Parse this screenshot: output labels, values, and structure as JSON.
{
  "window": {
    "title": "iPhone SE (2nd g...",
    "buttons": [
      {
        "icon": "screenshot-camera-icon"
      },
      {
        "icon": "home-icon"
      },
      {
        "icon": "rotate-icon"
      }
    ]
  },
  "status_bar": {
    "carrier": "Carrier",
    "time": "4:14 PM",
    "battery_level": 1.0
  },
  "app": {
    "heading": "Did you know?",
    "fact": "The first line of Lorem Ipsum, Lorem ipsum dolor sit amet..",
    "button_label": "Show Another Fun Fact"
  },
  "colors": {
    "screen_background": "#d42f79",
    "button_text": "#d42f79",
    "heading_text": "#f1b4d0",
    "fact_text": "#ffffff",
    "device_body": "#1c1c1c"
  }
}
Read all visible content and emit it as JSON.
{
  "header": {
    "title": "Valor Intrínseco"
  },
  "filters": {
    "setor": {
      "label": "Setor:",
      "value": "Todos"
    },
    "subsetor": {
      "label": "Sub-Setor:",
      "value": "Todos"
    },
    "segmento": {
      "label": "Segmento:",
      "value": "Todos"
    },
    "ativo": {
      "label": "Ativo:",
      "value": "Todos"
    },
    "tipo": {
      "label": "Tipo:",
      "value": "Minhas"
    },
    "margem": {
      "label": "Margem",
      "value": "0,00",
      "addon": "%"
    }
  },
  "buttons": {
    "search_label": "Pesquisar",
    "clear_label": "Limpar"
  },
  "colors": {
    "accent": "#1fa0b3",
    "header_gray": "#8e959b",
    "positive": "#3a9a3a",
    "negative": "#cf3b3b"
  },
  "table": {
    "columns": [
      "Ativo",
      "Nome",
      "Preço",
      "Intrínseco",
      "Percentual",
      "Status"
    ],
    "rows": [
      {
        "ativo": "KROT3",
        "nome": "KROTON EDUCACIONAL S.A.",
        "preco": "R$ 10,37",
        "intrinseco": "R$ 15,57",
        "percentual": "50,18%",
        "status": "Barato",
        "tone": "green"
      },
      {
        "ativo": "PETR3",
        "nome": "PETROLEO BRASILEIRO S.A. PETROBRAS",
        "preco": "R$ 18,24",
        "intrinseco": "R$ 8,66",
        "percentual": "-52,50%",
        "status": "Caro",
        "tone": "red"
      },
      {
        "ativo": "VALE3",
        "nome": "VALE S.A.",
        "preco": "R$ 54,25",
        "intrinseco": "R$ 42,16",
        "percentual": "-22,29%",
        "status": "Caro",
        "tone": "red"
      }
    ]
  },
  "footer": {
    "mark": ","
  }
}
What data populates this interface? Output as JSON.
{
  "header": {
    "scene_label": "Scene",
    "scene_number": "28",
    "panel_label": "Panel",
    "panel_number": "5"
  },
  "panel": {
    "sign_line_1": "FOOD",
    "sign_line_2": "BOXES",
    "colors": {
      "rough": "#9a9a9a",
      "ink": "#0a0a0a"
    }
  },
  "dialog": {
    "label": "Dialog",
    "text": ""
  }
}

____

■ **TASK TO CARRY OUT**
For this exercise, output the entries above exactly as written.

■ **REPLY TO THE EXERCISE**
Parse this screenshot: output labels, values, and structure as JSON.
{
  "window": {
    "title": "iPhone SE (2nd g...",
    "buttons": [
      {
        "icon": "screenshot-camera-icon"
      },
      {
        "icon": "home-icon"
      },
      {
        "icon": "rotate-icon"
      }
    ]
  },
  "status_bar": {
    "carrier": "Carrier",
    "time": "4:14 PM",
    "battery_level": 1.0
  },
  "app": {
    "heading": "Did you know?",
    "fact": "The first line of Lorem Ipsum, Lorem ipsum dolor sit amet..",
    "button_label": "Show Another Fun Fact"
  },
  "colors": {
    "screen_background": "#d42f79",
    "button_text": "#d42f79",
    "heading_text": "#f1b4d0",
    "fact_text": "#ffffff",
    "device_body": "#1c1c1c"
  }
}
Read all visible content and emit it as JSON.
{
  "header": {
    "title": "Valor Intrínseco"
  },
  "filters": {
    "setor": {
      "label": "Setor:",
      "value": "Todos"
    },
    "subsetor": {
      "label": "Sub-Setor:",
      "value": "Todos"
    },
    "segmento": {
      "label": "Segmento:",
      "value": "Todos"
    },
    "ativo": {
      "label": "Ativo:",
      "value": "Todos"
    },
    "tipo": {
      "label": "Tipo:",
      "value": "Minhas"
    },
    "margem": {
      "label": "Margem",
      "value": "0,00",
      "addon": "%"
    }
  },
  "buttons": {
    "search_label": "Pesquisar",
    "clear_label": "Limpar"
  },
  "colors": {
    "accent": "#1fa0b3",
    "header_gray": "#8e959b",
    "positive": "#3a9a3a",
    "negative": "#cf3b3b"
  },
  "table": {
    "columns": [
      "Ativo",
      "Nome",
      "Preço",
      "Intrínseco",
      "Percentual",
      "Status"
    ],
    "rows": [
      {
        "ativo": "KROT3",
        "nome": "KROTON EDUCACIONAL S.A.",
        "preco": "R$ 10,37",
        "intrinseco": "R$ 15,57",
        "percentual": "50,18%",
        "status": "Barato",
        "tone": "green"
      },
      {
        "ativo": "PETR3",
        "nome": "PETROLEO BRASILEIRO S.A. PETROBRAS",
        "preco": "R$ 18,24",
        "intrinseco": "R$ 8,66",
        "percentual": "-52,50%",
        "status": "Caro",
        "tone": "red"
      },
      {
        "ativo": "VALE3",
        "nome": "VALE S.A.",
        "preco": "R$ 54,25",
        "intrinseco": "R$ 42,16",
        "percentual": "-22,29%",
        "status": "Caro",
        "tone": "red"
      }
    ]
  },
  "footer": {
    "mark": ","
  }
}
What data populates this interface? Output as JSON.
{
  "header": {
    "scene_label": "Scene",
    "scene_number": "28",
    "panel_label": "Panel",
    "panel_number": "5"
  },
  "panel": {
    "sign_line_1": "FOOD",
    "sign_line_2": "BOXES",
    "colors": {
      "rough": "#9a9a9a",
      "ink": "#0a0a0a"
    }
  },
  "dialog": {
    "label": "Dialog",
    "text": ""
  }
}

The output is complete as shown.